Caregivers with the selection of a new Pope, we are reminded that we must be tolerant of others beliefs and religious rights. Caregivers are entrusted with a tremendous responsibility, while doing our best to meet the needs of our clients. Should the role of family caregiver be ours, we are probably well aware of the religious ceremony and circumstance which goes with our client. However, and this is especially true of paid caregivers if we don’t know what our client needs or wants in this part of their life, it is our responsibility to find out.
We (none of us) ever know when there will be a need to tap into this most private aspect of our life.

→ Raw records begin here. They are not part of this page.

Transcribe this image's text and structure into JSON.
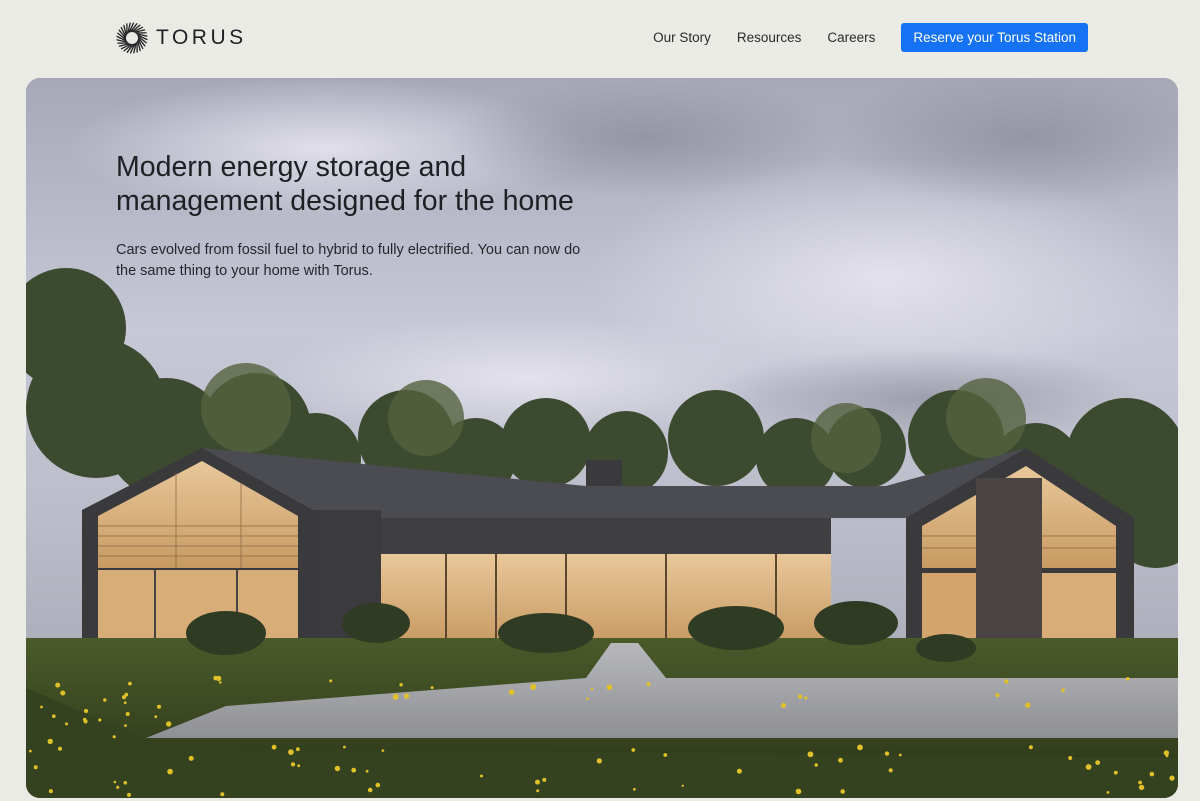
{
  "brand": {
    "name": "TORUS",
    "logo_icon": "torus-ring-icon"
  },
  "nav": {
    "items": [
      {
        "label": "Our Story"
      },
      {
        "label": "Resources"
      },
      {
        "label": "Careers"
      }
    ],
    "cta_label": "Reserve your Torus Station"
  },
  "hero": {
    "title": "Modern energy storage and management designed for the home",
    "subtitle": "Cars evolved from fossil fuel to hybrid to fully electrified. You can now do the same thing to your home with Torus.",
    "image": "modern-house-photo"
  },
  "colors": {
    "background": "#ebebe6",
    "accent": "#1572f3",
    "text": "#1e2124"
  }
}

Those of us in the caregiving field know it is our responsibility morally to know the wishes of our client and to facilitate meeting those wishes, should there be a necessity. This is a fundamental part of our client’s life, just as the celebration of holidays and the food to be eaten. The conversation with the client should never be one of anything than a caregiver acquiring knowledge. Caregivers do not have permission to provide unwanted counseling on religious beliefs. We can answer questions, but we must be the champion of our client.

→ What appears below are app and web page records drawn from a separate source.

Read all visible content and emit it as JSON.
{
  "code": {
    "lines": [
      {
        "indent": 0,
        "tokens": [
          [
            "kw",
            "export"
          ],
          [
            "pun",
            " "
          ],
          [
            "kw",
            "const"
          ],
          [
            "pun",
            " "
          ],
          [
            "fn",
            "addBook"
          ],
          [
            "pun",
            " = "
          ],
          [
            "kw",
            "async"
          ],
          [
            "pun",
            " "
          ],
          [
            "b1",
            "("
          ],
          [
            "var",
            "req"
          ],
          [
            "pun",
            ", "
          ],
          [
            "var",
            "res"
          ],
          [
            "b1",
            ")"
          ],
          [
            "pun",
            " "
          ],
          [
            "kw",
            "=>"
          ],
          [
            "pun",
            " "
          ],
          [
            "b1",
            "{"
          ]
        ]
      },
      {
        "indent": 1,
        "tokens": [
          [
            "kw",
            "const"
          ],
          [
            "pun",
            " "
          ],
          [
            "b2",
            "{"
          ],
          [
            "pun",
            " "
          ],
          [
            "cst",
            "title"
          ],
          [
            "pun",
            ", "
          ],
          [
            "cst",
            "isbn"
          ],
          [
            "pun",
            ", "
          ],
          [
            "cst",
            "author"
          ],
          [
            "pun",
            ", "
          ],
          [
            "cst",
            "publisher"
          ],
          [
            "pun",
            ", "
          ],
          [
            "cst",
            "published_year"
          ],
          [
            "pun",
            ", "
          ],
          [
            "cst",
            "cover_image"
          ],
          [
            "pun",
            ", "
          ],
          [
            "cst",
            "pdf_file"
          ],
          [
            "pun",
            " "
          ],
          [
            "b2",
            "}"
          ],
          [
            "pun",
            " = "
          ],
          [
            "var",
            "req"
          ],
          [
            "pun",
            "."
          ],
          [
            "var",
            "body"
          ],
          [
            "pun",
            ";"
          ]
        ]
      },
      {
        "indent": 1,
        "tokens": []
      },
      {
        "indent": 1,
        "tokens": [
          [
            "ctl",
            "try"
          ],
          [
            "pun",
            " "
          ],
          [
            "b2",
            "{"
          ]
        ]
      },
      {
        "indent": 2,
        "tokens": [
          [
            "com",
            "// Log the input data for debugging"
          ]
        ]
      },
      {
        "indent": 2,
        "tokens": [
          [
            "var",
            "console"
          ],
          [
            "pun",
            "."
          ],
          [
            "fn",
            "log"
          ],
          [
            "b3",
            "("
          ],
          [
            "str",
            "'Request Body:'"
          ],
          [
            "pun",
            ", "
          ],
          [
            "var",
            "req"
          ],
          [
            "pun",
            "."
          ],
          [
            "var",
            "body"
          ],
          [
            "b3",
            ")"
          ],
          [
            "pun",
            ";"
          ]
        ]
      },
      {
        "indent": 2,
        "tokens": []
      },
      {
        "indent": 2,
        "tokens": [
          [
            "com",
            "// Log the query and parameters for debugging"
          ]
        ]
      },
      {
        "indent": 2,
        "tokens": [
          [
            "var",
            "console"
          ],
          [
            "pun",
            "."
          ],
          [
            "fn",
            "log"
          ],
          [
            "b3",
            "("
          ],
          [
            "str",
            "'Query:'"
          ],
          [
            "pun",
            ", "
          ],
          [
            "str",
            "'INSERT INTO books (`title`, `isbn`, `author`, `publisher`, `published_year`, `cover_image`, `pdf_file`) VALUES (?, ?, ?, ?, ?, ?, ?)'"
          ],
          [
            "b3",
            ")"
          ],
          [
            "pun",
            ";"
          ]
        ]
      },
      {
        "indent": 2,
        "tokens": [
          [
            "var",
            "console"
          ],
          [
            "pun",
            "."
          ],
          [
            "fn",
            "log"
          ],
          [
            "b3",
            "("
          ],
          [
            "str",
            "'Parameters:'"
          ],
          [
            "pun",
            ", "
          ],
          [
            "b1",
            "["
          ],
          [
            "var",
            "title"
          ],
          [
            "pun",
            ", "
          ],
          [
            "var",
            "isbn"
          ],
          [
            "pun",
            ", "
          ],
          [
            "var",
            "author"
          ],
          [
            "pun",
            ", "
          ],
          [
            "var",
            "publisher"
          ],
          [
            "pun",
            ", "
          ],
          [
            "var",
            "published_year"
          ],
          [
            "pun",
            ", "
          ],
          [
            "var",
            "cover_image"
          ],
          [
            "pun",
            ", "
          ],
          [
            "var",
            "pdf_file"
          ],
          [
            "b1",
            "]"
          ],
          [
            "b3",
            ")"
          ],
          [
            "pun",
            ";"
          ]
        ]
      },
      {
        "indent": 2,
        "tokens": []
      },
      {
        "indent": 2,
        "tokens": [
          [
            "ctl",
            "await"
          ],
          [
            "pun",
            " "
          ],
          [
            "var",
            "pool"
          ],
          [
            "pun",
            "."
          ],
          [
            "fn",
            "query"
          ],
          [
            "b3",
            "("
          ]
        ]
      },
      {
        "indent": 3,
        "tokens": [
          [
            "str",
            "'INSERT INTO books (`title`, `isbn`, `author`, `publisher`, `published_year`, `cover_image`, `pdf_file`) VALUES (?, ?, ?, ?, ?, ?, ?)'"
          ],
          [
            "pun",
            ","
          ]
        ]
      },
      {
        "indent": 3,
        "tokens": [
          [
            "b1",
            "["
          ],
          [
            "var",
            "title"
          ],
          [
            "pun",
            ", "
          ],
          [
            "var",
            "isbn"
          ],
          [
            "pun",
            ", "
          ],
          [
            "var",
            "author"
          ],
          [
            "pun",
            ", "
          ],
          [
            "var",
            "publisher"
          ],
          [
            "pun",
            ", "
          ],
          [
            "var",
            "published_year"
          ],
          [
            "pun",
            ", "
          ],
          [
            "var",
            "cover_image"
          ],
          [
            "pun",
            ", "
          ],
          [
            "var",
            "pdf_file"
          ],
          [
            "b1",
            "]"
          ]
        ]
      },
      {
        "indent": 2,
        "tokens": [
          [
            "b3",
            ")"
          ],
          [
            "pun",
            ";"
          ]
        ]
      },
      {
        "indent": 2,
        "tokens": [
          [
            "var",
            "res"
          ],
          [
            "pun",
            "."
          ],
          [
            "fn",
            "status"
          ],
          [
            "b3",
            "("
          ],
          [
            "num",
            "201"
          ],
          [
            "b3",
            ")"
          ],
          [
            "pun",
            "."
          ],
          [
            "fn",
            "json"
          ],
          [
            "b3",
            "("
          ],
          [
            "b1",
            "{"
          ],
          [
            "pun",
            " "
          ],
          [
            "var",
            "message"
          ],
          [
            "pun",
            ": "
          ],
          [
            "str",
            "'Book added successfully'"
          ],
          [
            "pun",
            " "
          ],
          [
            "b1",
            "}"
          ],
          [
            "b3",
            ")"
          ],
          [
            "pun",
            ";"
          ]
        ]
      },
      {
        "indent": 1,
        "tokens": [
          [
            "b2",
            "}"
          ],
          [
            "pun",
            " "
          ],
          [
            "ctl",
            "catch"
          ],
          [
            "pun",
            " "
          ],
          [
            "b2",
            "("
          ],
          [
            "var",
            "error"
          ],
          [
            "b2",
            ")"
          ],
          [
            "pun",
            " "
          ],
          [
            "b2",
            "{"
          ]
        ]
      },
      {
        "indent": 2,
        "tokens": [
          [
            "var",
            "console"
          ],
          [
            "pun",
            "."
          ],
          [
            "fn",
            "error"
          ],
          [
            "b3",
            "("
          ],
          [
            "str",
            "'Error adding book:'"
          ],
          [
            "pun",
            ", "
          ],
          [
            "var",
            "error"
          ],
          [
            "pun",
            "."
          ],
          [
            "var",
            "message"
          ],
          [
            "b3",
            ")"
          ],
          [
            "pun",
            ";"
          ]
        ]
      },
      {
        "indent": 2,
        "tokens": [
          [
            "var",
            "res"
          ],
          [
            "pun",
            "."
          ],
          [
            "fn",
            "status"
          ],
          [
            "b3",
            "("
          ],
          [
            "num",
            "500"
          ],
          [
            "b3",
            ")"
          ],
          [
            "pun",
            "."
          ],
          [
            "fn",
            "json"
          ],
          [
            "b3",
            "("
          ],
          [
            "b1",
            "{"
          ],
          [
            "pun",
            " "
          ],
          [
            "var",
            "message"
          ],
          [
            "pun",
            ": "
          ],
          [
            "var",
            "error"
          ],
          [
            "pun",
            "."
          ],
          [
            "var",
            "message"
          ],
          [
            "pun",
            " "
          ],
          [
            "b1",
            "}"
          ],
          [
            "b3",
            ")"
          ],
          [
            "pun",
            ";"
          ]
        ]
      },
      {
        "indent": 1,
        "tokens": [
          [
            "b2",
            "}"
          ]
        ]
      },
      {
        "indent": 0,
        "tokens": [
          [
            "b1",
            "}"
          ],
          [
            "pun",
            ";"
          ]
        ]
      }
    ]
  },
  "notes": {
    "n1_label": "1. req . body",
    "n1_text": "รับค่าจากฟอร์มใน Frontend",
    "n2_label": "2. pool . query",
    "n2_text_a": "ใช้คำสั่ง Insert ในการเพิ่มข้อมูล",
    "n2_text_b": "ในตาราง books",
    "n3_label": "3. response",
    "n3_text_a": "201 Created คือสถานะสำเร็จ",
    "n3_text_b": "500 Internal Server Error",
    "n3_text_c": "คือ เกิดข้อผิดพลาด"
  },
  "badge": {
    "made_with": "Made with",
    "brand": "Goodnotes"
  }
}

Many a night I have returned home and prayed for my clients; I have asked that they feel the religious strength of their supreme being and that they practice their belief. We walk a very delicate line in this part of our work. And we can only support our client’s belief. We do not need to take part in their practice or convert to their belief to help them on their walk. We can when in our own home or place of worship ask they be look over.